But, let’s not dwell on the bad things. If it weren’t for Lynda’s peculiar brand of two-faced vitriol (excuse the mixed metaphors) then we would probably have never had Glenda Slagg. Anyway, let’s commemorate the old windbag by paying tribute to some of her fine and heartfelt journalism, published around the time of another, somewhat more famous, woman:
“The sight of a paunchy playboy groping a scantily-dressed Diana must appal and humiliate Prince William.,. As the mother of two young sons she ought to have more decorum and sense. She has for many years criticised Prince Charles for being a distant, undemonstrative father. In the long run he’s been the more responsible parent and certainly inflicted less damage, anguish and hurt.”
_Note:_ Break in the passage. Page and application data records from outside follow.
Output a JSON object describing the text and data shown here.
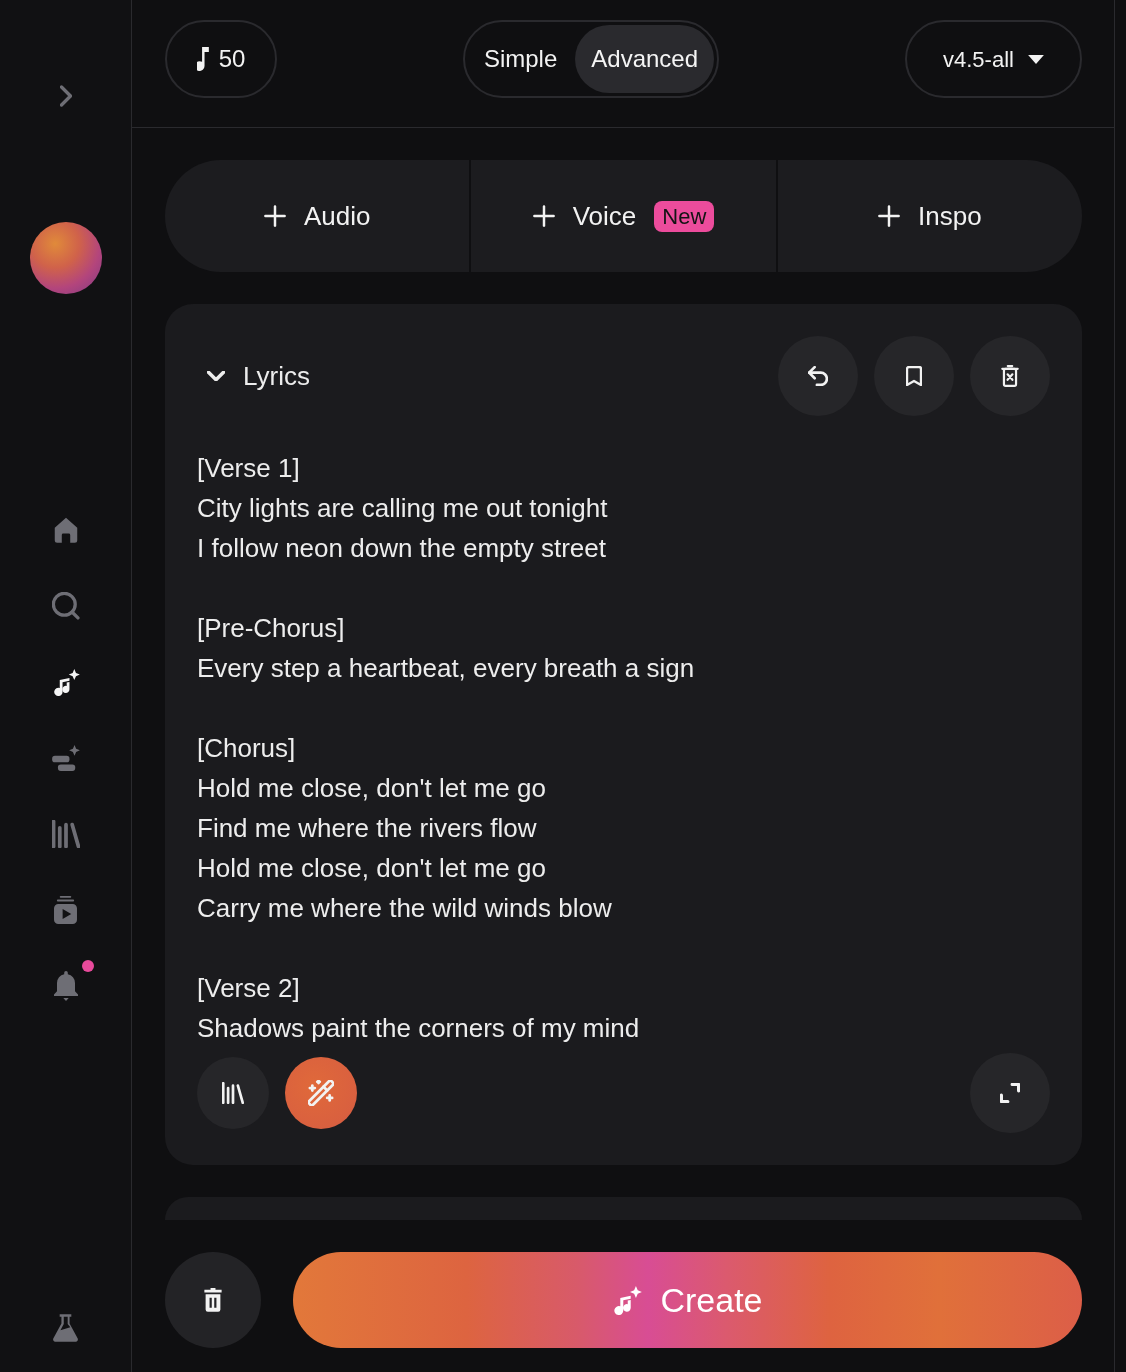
{
  "sidebar": {
    "nav": [
      {
        "selected": false,
        "dot": false
      },
      {
        "selected": false,
        "dot": false
      },
      {
        "selected": true,
        "dot": false
      },
      {
        "selected": false,
        "dot": false
      },
      {
        "selected": false,
        "dot": false
      },
      {
        "selected": false,
        "dot": false
      },
      {
        "selected": false,
        "dot": true
      }
    ]
  },
  "header": {
    "credits": "50",
    "mode_options": [
      {
        "label": "Simple",
        "selected": false
      },
      {
        "label": "Advanced",
        "selected": true
      }
    ],
    "model": "v4.5-all"
  },
  "add_buttons": [
    {
      "label": "Audio"
    },
    {
      "label": "Voice",
      "badge": "New"
    },
    {
      "label": "Inspo"
    }
  ],
  "lyrics_panel": {
    "title": "Lyrics",
    "expanded": true,
    "sections": [
      {
        "heading": "[Verse 1]",
        "lines": [
          "City lights are calling me out tonight",
          "I follow neon down the empty street"
        ]
      },
      {
        "heading": "[Pre-Chorus]",
        "lines": [
          "Every step a heartbeat, every breath a sign"
        ]
      },
      {
        "heading": "[Chorus]",
        "lines": [
          "Hold me close, don't let me go",
          "Find me where the rivers flow",
          "Hold me close, don't let me go",
          "Carry me where the wild winds blow"
        ]
      },
      {
        "heading": "[Verse 2]",
        "lines": [
          "Shadows paint the corners of my mind"
        ]
      }
    ]
  },
  "create_button": {
    "label": "Create"
  }
}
– Lynda Lee-Potter, Daily Mail, 27 Aug. 1997
“Throughout their childhood she gave her sons endless loving cuddles… She adored her children.”
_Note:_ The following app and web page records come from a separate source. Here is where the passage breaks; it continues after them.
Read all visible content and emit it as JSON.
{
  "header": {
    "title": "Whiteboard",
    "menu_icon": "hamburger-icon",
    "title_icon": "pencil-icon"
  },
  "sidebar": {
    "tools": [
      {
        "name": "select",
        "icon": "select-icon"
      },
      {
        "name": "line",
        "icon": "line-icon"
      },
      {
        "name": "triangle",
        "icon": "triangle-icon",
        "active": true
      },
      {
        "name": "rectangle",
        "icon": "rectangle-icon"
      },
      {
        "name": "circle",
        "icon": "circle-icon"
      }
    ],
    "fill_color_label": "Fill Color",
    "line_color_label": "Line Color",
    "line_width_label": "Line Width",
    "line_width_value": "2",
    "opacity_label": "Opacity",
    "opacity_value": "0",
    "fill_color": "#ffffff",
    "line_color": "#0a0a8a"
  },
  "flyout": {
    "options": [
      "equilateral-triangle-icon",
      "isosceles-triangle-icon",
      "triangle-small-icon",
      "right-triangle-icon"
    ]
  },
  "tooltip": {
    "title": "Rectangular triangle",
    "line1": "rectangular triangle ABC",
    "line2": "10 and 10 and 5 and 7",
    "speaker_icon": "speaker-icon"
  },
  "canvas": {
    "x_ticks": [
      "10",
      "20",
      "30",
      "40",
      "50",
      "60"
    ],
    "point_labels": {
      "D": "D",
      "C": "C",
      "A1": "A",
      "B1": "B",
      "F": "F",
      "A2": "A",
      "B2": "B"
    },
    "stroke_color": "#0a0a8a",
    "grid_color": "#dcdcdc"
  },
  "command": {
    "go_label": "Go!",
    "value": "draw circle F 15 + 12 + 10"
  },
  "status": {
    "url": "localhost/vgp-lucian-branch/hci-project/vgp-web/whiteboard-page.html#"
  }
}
– Lynda Lee-Potter, Daily Mail, 1 Sept. 1997
Right, I’ve posted what may be a slightly provocative comment on the Daily Mail’s chat site (scroll down, search for “dansumption”). Sit back and see what happens.
Update: the freedom-lovin’ Daily Mail have removed my comment (which wasn’t exactly offensive, I just said something like “she’s a vitriol-filled, self-contradicting, woman-hating… what? she’s dead? She was an angel, gawd bless ‘er, an angel!”) and in its place they have this. Gak! Farewell then Lynda, the friend I never met.
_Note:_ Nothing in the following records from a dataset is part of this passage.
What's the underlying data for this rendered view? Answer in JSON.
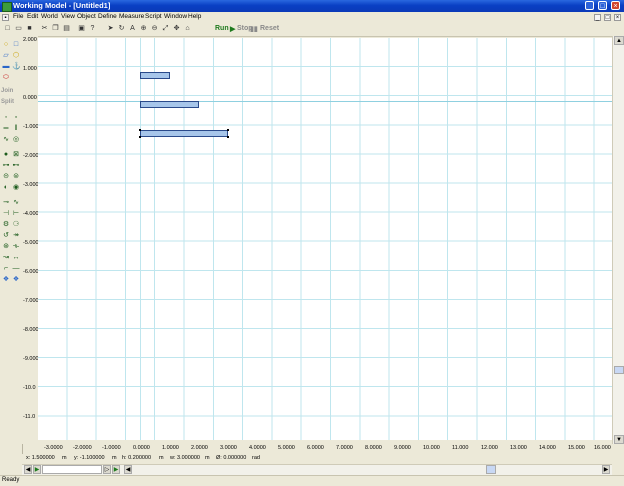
{
  "window": {
    "title": "Working Model - [Untitled1]"
  },
  "menu": [
    "File",
    "Edit",
    "World",
    "View",
    "Object",
    "Define",
    "Measure",
    "Script",
    "Window",
    "Help"
  ],
  "toolbar": {
    "run": "Run",
    "stop": "Stop",
    "reset": "Reset"
  },
  "palette": {
    "join": "Join",
    "split": "Split"
  },
  "ruler": {
    "y_labels": [
      "2.000",
      "1.000",
      "0.000",
      "-1.000",
      "-2.000",
      "-3.000",
      "-4.000",
      "-5.000",
      "-6.000",
      "-7.000",
      "-8.000",
      "-9.000",
      "-10.0",
      "-11.0"
    ],
    "x_labels": [
      "-3.0000",
      "-2.0000",
      "-1.0000",
      "0.0000",
      "1.0000",
      "2.0000",
      "3.0000",
      "4.0000",
      "5.0000",
      "6.0000",
      "7.0000",
      "8.0000",
      "9.0000",
      "10.000",
      "11.000",
      "12.000",
      "13.000",
      "14.000",
      "15.000",
      "16.000"
    ]
  },
  "coords": {
    "x": "x: 1.500000",
    "x_unit": "m",
    "y": "y: -1.100000",
    "y_unit": "m",
    "h": "h: 0.200000",
    "h_unit": "m",
    "w": "w: 3.000000",
    "w_unit": "m",
    "angle": "Ø: 0.000000",
    "angle_unit": "rad"
  },
  "status": "Ready"
}
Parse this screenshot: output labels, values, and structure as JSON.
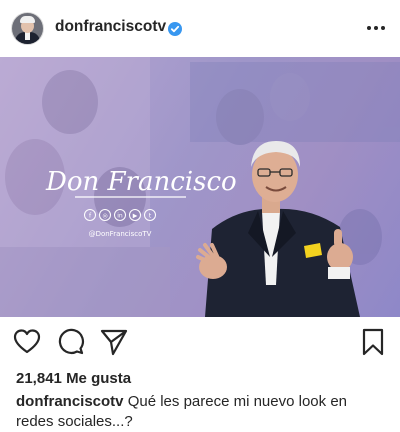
{
  "header": {
    "username": "donfranciscotv",
    "verified": true
  },
  "post": {
    "logo_text": "Don Francisco",
    "handle": "@DonFranciscoTV",
    "social_icons": [
      "facebook-icon",
      "instagram-icon",
      "linkedin-icon",
      "youtube-icon",
      "twitter-icon"
    ]
  },
  "actions": {
    "icons": [
      "heart-icon",
      "comment-icon",
      "share-icon",
      "bookmark-icon"
    ]
  },
  "likes": {
    "count": "21,841",
    "label": "Me gusta"
  },
  "caption": {
    "username": "donfranciscotv",
    "text": "Qué les parece mi nuevo look en redes sociales...?"
  },
  "colors": {
    "verified_blue": "#3897f0",
    "text": "#262626",
    "post_purple": "#a08fc4"
  }
}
Last Thursday, my organization, People Reluctant To Kill for an Abstraction, orchestrated an overwhelming show of force around the globe.
At precisely 9 in the morning, working with focus and stealth, our entire membership succeeded in simultaneously beheading no one. At 10, Phase II began, during which our entire membership did not force a single man to suck another man’s penis. Also, none of us blew himself/herself up in a crowded public place. No civilians were literally turned inside out via our powerful explosives. In addition, at 11, in Phase III, zero (0) planes were flown into buildings.
I just discovered that Sea Oak by George Saunders is available online! Go read it now. Then buy the book, and everything else he has ever written. This is the funniest, saddest, most realistically surreal thing I have read in recent years, imagine Will Self, Alexei Sayle and Magnus Mills multiplied together and then doubled a few more times, this is fucking excellent shit. Erm, freaking excellent shoot, I mean.
At Sea Oak there’s no sea and no oak, just a hundred subsidized apartments and a rear view of FedEx. Min and Jade are feeding their babies while watching How My Child Died Violently. Min’s my sister. Jade’s our cousin. How My Child Died Violently is hosted by Matt Merton, a six-foot-five blond who’s always giving the parents shoulder rubs and telling them they’ve been sainted by pain. Today’s show features a ten-year-old who killed a five-year-old for refusing to join his gang. The ten-year-old strangled the five-year-old with a jump rope, filled his mouth with baseball cards, then locked himself in the bathroom and wouldn’t come out until his parents agreed to take him to FunTimeZone, where he confessed, then dove screaming into a mesh cage full of plastic balls. The audience is shrieking threats at the parents of the killer while the parents of the victim urge restraint and forgiveness to such an extent that finally the audience starts shrieking threats at them too. Then it’s a commercial. Min and Jade put down the babies and light cigarettes and pace the room while studying aloud for their GEDs. It doesn’t look good. Jade says “regicide” is a virus. Min locates Biafra one planet from Saturn. I offer to help and they start yelling at me for condescending.
“You’re lucky, man!” my sister says. “You did high school. You got your frigging diploma. We don’t. That’s why we have to do this GED shit. If we had our diplomas we could just watch TV and not be all distracted.”
“Really,” says Jade. “Now shut it, chick! We got to study. Show’s almost on.”